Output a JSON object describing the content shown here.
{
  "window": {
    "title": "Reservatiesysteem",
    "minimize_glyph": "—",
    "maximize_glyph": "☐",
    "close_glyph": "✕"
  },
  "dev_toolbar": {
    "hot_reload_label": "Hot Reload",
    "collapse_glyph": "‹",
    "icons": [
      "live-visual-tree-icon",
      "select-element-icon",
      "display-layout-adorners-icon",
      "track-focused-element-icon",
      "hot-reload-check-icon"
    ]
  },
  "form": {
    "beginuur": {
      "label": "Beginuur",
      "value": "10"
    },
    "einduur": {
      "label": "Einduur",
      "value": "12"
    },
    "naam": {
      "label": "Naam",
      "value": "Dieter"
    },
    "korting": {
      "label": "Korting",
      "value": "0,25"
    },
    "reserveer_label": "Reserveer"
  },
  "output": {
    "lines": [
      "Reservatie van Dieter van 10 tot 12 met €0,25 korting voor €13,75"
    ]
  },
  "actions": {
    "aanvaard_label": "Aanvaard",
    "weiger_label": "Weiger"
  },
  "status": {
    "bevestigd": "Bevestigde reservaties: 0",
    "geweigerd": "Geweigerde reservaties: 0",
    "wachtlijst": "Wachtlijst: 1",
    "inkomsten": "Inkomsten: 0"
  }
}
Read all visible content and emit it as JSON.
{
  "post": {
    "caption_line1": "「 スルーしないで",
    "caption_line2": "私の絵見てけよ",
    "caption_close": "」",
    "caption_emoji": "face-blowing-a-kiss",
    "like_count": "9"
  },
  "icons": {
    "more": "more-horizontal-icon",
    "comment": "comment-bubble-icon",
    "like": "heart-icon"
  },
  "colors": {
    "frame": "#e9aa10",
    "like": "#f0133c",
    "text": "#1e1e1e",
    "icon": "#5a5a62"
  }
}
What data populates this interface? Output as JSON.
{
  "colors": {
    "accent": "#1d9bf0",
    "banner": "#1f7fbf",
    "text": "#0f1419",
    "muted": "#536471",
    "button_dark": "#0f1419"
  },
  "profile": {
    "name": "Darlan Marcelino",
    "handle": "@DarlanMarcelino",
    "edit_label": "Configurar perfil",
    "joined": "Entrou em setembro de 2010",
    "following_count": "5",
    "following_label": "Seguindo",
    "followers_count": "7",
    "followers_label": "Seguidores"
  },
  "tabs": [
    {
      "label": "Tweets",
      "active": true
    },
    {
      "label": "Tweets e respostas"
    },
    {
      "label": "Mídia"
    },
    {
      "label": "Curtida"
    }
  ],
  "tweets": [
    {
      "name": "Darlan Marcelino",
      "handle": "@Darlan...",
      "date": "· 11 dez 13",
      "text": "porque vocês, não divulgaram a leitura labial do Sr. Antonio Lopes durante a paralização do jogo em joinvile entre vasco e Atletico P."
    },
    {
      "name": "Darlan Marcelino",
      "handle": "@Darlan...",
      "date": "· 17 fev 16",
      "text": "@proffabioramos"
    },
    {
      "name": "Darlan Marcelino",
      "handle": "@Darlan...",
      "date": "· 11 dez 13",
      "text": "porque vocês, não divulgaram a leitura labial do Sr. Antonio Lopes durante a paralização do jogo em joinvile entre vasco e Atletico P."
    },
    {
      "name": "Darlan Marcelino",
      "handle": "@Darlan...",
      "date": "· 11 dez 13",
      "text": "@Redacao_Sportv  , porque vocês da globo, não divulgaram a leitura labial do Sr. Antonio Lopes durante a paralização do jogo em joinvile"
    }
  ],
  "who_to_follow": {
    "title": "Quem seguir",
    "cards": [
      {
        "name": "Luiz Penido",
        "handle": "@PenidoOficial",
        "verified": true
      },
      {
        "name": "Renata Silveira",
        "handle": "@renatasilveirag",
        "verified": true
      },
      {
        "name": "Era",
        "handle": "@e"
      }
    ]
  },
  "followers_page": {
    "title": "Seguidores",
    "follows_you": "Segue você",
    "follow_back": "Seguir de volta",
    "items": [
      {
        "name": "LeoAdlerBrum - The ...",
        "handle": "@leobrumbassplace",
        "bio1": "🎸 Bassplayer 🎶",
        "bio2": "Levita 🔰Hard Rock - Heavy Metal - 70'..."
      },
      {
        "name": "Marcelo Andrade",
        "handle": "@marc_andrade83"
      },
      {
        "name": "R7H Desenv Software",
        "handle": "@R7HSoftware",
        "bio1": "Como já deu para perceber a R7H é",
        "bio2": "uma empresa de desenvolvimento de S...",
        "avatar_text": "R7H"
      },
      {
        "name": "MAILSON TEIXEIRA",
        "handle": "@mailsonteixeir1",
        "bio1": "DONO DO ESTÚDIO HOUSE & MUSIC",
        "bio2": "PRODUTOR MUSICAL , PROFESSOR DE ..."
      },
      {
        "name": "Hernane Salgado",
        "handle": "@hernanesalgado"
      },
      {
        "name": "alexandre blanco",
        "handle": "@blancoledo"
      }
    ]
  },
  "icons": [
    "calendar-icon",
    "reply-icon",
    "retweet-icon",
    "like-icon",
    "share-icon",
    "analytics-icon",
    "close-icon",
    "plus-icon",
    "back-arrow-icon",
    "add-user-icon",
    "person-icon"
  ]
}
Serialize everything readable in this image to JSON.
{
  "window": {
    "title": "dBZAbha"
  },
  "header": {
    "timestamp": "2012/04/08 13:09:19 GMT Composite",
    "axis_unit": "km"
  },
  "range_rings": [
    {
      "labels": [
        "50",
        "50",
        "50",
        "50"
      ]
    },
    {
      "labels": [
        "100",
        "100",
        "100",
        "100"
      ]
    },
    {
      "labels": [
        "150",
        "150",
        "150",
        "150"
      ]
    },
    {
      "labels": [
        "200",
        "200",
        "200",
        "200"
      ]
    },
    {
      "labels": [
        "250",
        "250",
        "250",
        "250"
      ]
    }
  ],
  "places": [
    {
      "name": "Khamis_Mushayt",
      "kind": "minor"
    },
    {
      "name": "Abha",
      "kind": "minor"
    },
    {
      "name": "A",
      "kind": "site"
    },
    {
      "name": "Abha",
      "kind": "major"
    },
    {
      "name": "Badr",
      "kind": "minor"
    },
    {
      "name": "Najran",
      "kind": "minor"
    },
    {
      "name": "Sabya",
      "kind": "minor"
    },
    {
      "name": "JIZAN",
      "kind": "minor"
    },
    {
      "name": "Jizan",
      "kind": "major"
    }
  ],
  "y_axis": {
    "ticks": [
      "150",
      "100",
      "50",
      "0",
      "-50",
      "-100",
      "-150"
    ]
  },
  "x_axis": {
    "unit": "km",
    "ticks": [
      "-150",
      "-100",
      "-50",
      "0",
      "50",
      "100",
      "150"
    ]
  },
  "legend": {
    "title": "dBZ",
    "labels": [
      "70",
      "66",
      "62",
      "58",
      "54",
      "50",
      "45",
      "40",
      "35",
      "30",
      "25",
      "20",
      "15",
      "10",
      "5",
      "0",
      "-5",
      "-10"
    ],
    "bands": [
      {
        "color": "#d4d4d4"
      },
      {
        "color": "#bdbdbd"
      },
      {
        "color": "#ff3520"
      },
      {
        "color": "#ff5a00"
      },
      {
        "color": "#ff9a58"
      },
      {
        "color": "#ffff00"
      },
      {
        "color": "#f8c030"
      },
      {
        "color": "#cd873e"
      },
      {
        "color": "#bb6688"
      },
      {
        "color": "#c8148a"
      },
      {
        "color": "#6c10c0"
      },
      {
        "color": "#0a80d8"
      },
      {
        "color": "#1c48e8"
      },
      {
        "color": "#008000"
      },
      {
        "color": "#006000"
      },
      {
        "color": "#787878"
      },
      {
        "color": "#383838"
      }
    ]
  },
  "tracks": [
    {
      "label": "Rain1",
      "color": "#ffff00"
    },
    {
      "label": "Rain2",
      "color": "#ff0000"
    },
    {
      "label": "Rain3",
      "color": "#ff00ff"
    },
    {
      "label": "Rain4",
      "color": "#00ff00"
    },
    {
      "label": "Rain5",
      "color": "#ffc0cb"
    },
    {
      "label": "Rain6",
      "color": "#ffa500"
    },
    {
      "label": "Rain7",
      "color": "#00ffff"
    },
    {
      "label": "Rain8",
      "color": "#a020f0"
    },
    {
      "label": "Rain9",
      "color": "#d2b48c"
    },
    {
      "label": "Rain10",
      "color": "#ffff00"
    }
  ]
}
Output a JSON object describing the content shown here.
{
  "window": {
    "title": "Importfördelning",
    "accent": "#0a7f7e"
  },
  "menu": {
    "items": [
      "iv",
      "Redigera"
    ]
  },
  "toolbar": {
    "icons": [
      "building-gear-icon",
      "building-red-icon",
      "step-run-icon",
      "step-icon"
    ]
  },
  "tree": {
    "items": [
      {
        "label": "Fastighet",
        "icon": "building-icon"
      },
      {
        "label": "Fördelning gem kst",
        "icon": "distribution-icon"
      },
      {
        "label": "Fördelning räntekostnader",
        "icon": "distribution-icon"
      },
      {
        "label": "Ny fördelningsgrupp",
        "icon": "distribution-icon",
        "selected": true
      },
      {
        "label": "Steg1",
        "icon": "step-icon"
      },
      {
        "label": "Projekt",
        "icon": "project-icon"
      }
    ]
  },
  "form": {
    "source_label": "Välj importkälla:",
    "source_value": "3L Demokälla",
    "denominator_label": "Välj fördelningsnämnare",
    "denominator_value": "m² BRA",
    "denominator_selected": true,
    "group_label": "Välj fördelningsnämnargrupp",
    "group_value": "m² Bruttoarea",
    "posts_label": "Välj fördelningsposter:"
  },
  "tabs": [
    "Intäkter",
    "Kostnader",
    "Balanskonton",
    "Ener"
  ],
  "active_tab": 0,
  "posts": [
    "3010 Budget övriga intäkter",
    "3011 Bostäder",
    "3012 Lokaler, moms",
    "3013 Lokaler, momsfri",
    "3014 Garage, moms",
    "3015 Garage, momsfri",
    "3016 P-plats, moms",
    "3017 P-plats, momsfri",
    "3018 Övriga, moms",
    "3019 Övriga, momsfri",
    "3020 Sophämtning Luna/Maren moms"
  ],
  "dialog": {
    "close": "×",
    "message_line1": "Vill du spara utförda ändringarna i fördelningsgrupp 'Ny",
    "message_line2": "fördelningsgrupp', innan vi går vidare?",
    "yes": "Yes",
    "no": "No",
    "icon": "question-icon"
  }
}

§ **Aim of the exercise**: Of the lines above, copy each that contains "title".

§ **Your response**:
    "title": "Reservatiesysteem",
    "title": "Quem seguir",
    "title": "Seguidores",
    "title": "dBZAbha"
    "title": "dBZ",
    "title": "Importfördelning",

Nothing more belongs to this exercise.